[Source data]
• • • • • • •

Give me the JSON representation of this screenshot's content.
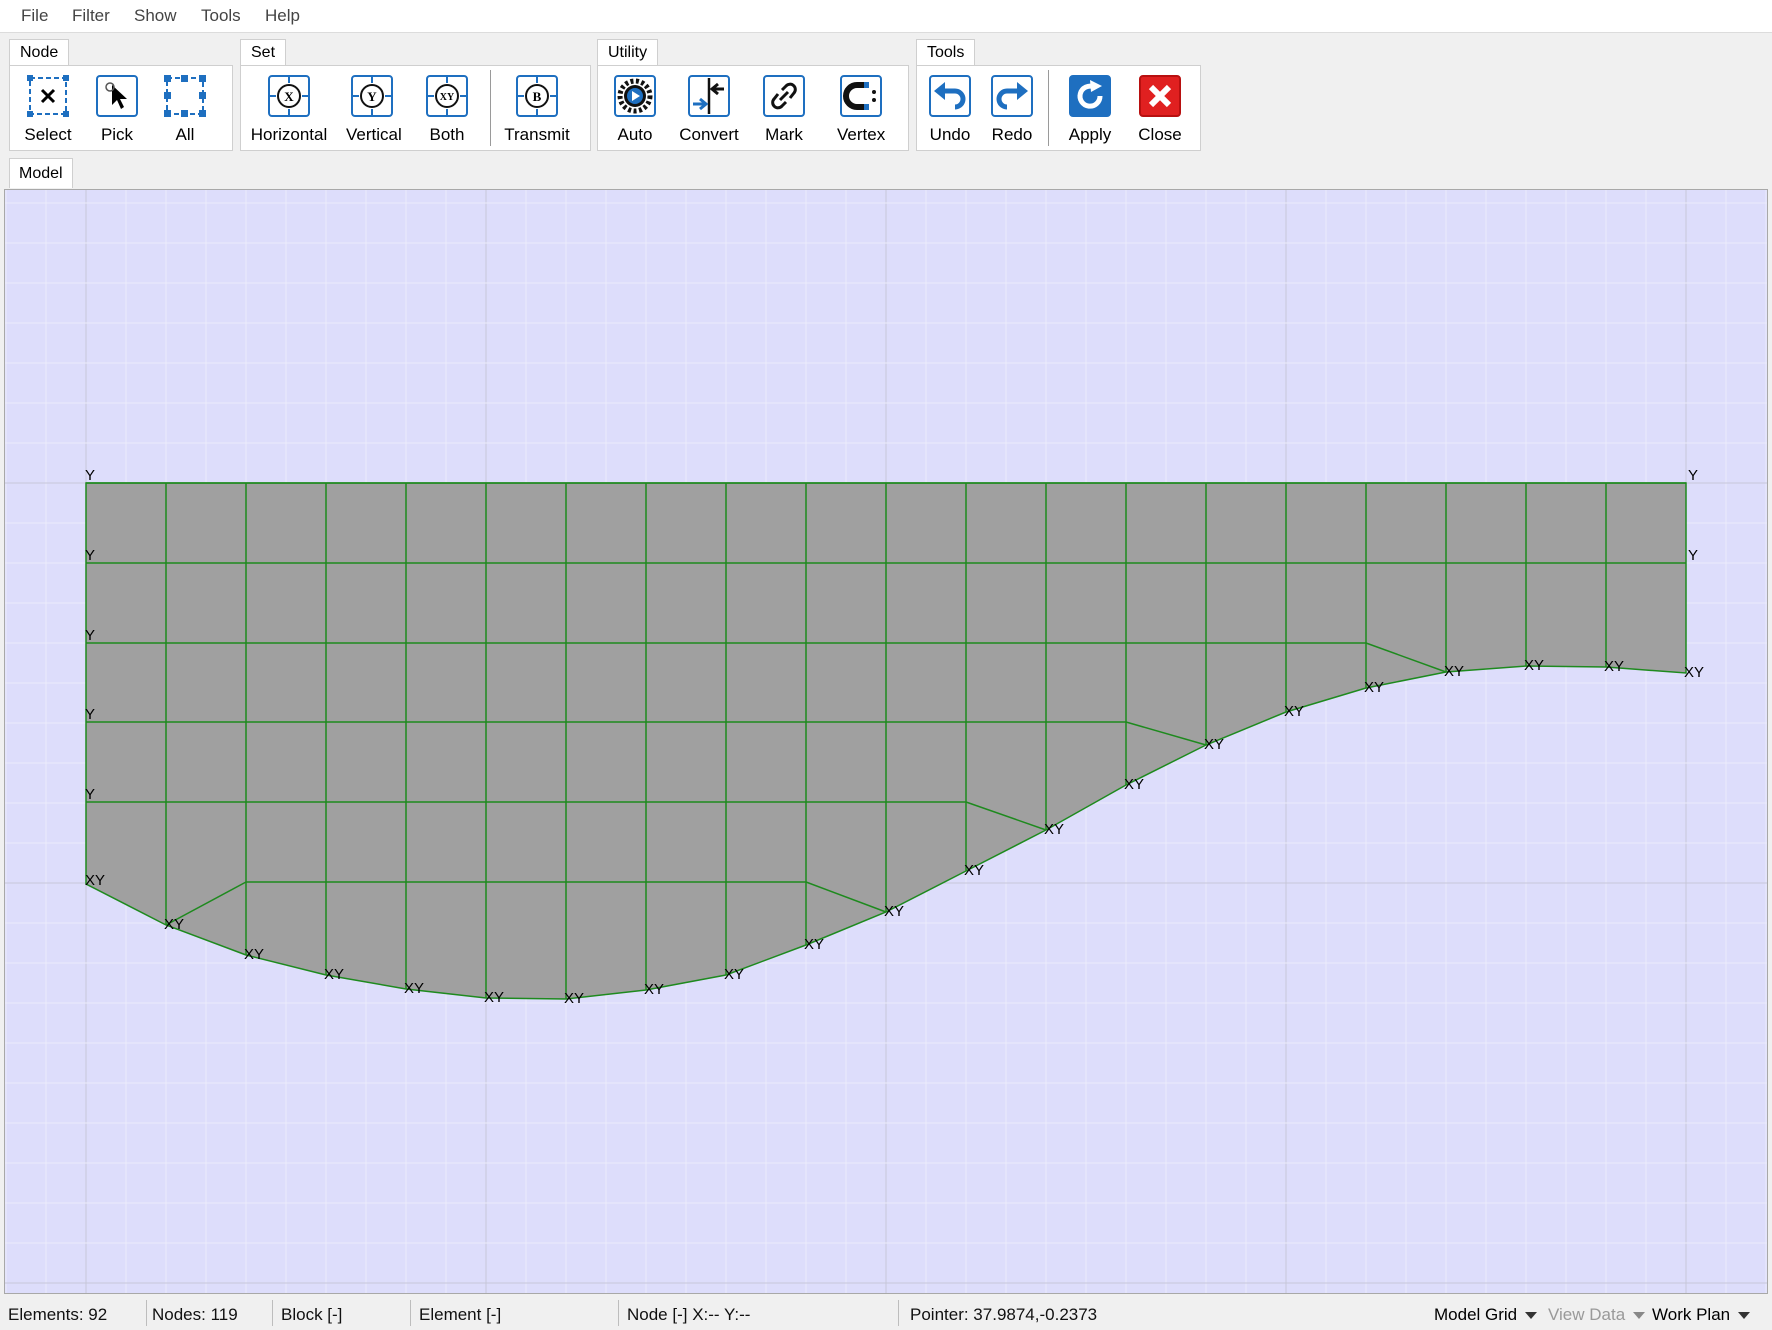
{
  "menu": [
    "File",
    "Filter",
    "Show",
    "Tools",
    "Help"
  ],
  "groups": {
    "node": "Node",
    "set": "Set",
    "utility": "Utility",
    "tools": "Tools"
  },
  "buttons": {
    "select": "Select",
    "pick": "Pick",
    "all": "All",
    "horizontal": "Horizontal",
    "vertical": "Vertical",
    "both": "Both",
    "transmit": "Transmit",
    "auto": "Auto",
    "convert": "Convert",
    "mark": "Mark",
    "vertex": "Vertex",
    "undo": "Undo",
    "redo": "Redo",
    "apply": "Apply",
    "close": "Close"
  },
  "icon_glyphs": {
    "x": "X",
    "y": "Y",
    "xy": "XY",
    "b": "B"
  },
  "model_tab": "Model",
  "fixity_labels": {
    "y": "Y",
    "xy": "XY"
  },
  "status": {
    "elements": "Elements: 92",
    "nodes": "Nodes: 119",
    "block": "Block [-]",
    "element": "Element [-]",
    "node": "Node [-]  X:-- Y:--",
    "pointer": "Pointer: 37.9874,-0.2373",
    "model_grid": "Model Grid",
    "view_data": "View Data",
    "work_plan": "Work Plan"
  },
  "colors": {
    "canvas_bg": "#ddddfb",
    "mesh_fill": "#a0a0a0",
    "mesh_line": "#1e8a1e",
    "icon_blue": "#1e6fc0",
    "close_red": "#e02020"
  }
}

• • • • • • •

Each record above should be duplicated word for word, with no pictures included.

Give me the JSON representation of this screenshot's content.
{
  "menu": [
    "File",
    "Filter",
    "Show",
    "Tools",
    "Help"
  ],
  "groups": {
    "node": "Node",
    "set": "Set",
    "utility": "Utility",
    "tools": "Tools"
  },
  "buttons": {
    "select": "Select",
    "pick": "Pick",
    "all": "All",
    "horizontal": "Horizontal",
    "vertical": "Vertical",
    "both": "Both",
    "transmit": "Transmit",
    "auto": "Auto",
    "convert": "Convert",
    "mark": "Mark",
    "vertex": "Vertex",
    "undo": "Undo",
    "redo": "Redo",
    "apply": "Apply",
    "close": "Close"
  },
  "icon_glyphs": {
    "x": "X",
    "y": "Y",
    "xy": "XY",
    "b": "B"
  },
  "model_tab": "Model",
  "fixity_labels": {
    "y": "Y",
    "xy": "XY"
  },
  "status": {
    "elements": "Elements: 92",
    "nodes": "Nodes: 119",
    "block": "Block [-]",
    "element": "Element [-]",
    "node": "Node [-]  X:-- Y:--",
    "pointer": "Pointer: 37.9874,-0.2373",
    "model_grid": "Model Grid",
    "view_data": "View Data",
    "work_plan": "Work Plan"
  },
  "colors": {
    "canvas_bg": "#ddddfb",
    "mesh_fill": "#a0a0a0",
    "mesh_line": "#1e8a1e",
    "icon_blue": "#1e6fc0",
    "close_red": "#e02020"
  }
}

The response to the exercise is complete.